The 32nd career meeting between two Brits saw the burgh man claim the crucial break towards the end of the opening set, while Alfie gained the initiative as he forged 4-2 ahead in the second set before forcing the decider with a calmly delivered forehand winner from mid-court.
A difficult match for both players saw Alfie battle back from 3-0 and 5-2 down in the final set, but just as it looked like a final set tie-break was on the cards, Gordon created an opening and put away a backhand winner.
He said: “The thing we said to each other then following the doubles match was that the last thing we wanted to do was come here and play against each other on the same court. But that’s sport, that’s the way it is. That’s tennis – there’s no draws in tennis, there has to be winners and losers.
"To be honest, it doesn’t feel like I am a winner today at the moment. But I am sure once the emotions settle down I will be proud of the fact I have won another singles medal and have the full collection, so it is quite a cool thing to do.
“At the end of the match I just said I was sorry that we had to do that. After yesterday, the doubles final and all the emotion that we went through together as a team, and the way we felt afterwards, we both said last night that playing against each other the next day was the last thing we wanted to do.

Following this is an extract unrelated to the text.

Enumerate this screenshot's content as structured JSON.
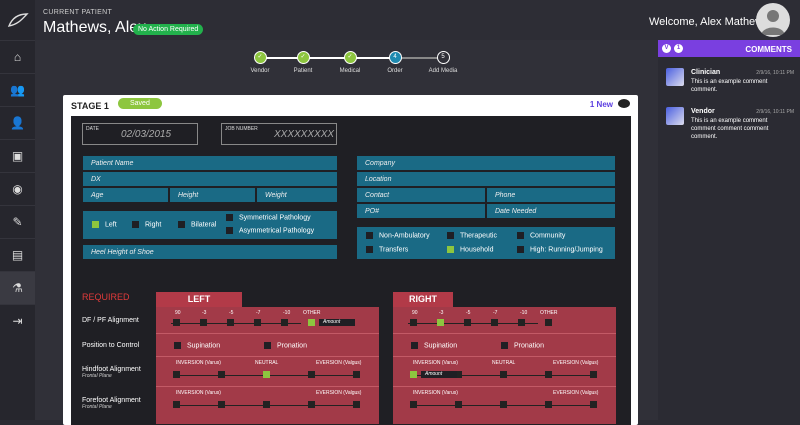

"Obviously there has to be a winner, but I said it was the most difficult match I had ever played in my life.”
The pair now move straight on to the US Open in New York, where Alfie will bid for a sixth career Grand Slam singles title and Gordon will bid for a third career Grand Slam singles title. Together they will bid for a fifth successive US Open men’s singles crown and bid to extend their record as Britain’s most successive doubles partnership at the Grand Slams to 13 titles.
- Photo by courtesy of Paralympics GB.